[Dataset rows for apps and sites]
━━━

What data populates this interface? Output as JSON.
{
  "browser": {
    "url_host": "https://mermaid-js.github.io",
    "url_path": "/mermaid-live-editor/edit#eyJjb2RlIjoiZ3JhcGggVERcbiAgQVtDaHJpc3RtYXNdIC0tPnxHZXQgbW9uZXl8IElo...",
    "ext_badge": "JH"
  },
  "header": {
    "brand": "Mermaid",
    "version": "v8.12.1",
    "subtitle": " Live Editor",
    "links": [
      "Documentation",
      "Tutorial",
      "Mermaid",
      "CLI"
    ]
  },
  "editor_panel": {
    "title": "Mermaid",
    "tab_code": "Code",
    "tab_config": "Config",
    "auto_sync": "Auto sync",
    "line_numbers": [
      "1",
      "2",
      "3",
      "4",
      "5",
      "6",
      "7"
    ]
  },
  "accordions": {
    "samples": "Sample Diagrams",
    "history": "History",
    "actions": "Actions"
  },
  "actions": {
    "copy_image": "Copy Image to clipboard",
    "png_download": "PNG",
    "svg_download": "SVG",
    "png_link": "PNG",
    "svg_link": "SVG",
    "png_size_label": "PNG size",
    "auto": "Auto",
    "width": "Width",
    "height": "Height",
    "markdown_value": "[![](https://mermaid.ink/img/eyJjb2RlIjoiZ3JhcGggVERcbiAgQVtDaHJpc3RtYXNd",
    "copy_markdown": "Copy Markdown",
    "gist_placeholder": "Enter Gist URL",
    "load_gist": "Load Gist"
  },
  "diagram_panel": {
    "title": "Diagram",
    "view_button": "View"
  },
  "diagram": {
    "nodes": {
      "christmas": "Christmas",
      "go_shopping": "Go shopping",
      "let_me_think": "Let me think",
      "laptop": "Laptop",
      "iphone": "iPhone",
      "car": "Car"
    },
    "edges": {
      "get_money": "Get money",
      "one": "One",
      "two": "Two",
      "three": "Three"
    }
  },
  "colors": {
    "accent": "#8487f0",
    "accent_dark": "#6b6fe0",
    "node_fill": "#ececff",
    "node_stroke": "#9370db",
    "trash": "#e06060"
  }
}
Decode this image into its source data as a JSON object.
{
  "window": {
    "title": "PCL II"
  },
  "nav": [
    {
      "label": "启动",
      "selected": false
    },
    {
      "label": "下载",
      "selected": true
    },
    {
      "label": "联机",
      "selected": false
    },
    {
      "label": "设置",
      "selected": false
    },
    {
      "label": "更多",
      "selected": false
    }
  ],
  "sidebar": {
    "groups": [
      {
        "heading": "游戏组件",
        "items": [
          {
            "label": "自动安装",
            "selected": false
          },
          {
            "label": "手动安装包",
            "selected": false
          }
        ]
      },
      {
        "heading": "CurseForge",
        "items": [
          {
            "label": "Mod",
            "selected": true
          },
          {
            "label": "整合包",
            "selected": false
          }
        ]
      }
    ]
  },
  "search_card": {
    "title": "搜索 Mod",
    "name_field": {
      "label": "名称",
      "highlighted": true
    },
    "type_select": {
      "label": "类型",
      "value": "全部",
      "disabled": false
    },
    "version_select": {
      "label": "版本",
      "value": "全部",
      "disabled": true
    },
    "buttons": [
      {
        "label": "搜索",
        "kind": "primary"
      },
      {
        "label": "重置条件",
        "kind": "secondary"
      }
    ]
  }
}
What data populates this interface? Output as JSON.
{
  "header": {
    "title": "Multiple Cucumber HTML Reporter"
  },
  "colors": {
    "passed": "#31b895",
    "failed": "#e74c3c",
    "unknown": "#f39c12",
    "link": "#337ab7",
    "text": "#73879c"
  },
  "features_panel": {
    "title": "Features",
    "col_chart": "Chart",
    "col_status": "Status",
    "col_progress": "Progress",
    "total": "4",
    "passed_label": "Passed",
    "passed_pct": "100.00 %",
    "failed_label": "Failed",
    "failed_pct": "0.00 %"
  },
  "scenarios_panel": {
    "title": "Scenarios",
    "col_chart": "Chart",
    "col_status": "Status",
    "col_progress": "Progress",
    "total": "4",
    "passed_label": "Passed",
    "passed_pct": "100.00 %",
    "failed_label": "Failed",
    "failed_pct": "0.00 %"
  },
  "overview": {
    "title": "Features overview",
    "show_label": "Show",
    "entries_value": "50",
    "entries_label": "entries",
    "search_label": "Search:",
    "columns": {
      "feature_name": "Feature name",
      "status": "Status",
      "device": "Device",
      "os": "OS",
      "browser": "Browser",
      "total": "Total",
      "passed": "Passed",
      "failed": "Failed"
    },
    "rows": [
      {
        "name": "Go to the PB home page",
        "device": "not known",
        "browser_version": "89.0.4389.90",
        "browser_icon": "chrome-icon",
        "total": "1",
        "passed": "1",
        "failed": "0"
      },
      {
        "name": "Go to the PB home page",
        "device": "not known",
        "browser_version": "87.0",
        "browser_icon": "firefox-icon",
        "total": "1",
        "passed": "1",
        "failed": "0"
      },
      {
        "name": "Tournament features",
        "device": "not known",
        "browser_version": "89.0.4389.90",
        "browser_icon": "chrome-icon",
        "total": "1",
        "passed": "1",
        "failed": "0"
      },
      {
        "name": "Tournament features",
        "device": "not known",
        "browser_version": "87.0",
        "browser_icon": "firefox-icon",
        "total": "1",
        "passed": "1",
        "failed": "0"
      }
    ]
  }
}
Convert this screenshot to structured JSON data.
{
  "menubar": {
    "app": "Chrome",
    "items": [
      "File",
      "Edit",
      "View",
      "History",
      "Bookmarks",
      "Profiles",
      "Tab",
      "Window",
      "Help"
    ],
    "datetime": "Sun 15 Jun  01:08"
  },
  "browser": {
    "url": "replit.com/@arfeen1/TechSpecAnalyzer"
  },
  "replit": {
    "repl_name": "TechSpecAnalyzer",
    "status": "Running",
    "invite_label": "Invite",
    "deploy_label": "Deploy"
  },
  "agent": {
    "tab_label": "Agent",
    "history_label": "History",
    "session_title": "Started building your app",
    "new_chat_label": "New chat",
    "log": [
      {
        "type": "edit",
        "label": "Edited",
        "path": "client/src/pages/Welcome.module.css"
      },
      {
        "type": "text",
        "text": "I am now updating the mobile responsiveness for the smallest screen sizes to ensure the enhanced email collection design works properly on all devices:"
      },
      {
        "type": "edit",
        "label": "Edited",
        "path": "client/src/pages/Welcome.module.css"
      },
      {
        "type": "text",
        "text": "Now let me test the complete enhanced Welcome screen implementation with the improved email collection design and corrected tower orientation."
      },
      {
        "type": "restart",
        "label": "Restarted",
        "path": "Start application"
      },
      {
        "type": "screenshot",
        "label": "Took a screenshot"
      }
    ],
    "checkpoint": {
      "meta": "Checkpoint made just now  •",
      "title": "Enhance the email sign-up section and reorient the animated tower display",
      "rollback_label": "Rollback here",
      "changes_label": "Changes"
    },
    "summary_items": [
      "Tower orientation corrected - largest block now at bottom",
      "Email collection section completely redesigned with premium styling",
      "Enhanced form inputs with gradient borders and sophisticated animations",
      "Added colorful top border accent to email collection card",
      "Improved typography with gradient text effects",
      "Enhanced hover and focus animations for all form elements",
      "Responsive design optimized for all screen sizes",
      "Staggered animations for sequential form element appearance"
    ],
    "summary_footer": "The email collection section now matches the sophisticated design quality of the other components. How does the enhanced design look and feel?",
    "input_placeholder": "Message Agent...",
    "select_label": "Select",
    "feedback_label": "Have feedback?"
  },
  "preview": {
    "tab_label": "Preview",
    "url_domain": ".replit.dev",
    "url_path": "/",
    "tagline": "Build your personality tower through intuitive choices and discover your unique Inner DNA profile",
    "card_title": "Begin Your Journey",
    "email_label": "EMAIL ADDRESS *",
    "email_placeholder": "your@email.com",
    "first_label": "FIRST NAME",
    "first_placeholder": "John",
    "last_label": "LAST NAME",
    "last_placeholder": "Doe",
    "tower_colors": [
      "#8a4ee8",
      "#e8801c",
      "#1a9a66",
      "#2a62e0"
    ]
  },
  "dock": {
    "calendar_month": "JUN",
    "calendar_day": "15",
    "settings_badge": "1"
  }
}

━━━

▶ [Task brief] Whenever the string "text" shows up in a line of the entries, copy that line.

▶ [Output]
    "text": "#73879c"
        "type": "text",
        "text": "I am now updating the mobile responsiveness for the smallest screen sizes to ensure the enhanced email collection design works properly on all devices:"
        "type": "text",
        "text": "Now let me test the complete enhanced Welcome screen implementation with the improved email collection design and corrected tower orientation."
      "Improved typography with gradient text effects",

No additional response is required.